**Information shown**:
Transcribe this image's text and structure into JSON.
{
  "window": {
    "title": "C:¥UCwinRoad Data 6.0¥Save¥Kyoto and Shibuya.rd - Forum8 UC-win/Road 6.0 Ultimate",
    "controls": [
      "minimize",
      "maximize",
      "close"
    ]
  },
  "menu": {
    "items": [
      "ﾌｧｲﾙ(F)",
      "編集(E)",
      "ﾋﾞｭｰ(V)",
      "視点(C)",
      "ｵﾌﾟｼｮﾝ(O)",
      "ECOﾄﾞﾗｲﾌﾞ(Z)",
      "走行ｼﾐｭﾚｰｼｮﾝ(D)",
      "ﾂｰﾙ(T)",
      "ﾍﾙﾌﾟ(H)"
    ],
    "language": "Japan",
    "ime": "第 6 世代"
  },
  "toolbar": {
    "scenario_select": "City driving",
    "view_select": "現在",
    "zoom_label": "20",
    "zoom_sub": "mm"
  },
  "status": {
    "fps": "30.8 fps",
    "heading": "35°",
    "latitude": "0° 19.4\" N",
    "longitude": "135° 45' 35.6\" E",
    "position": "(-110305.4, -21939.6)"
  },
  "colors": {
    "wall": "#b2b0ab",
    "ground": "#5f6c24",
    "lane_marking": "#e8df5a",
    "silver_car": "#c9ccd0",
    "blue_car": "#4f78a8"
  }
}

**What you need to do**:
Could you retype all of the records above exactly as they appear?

**Solution for this task**:
Transcribe this image's text and structure into JSON.
{
  "window": {
    "title": "C:¥UCwinRoad Data 6.0¥Save¥Kyoto and Shibuya.rd - Forum8 UC-win/Road 6.0 Ultimate",
    "controls": [
      "minimize",
      "maximize",
      "close"
    ]
  },
  "menu": {
    "items": [
      "ﾌｧｲﾙ(F)",
      "編集(E)",
      "ﾋﾞｭｰ(V)",
      "視点(C)",
      "ｵﾌﾟｼｮﾝ(O)",
      "ECOﾄﾞﾗｲﾌﾞ(Z)",
      "走行ｼﾐｭﾚｰｼｮﾝ(D)",
      "ﾂｰﾙ(T)",
      "ﾍﾙﾌﾟ(H)"
    ],
    "language": "Japan",
    "ime": "第 6 世代"
  },
  "toolbar": {
    "scenario_select": "City driving",
    "view_select": "現在",
    "zoom_label": "20",
    "zoom_sub": "mm"
  },
  "status": {
    "fps": "30.8 fps",
    "heading": "35°",
    "latitude": "0° 19.4\" N",
    "longitude": "135° 45' 35.6\" E",
    "position": "(-110305.4, -21939.6)"
  },
  "colors": {
    "wall": "#b2b0ab",
    "ground": "#5f6c24",
    "lane_marking": "#e8df5a",
    "silver_car": "#c9ccd0",
    "blue_car": "#4f78a8"
  }
}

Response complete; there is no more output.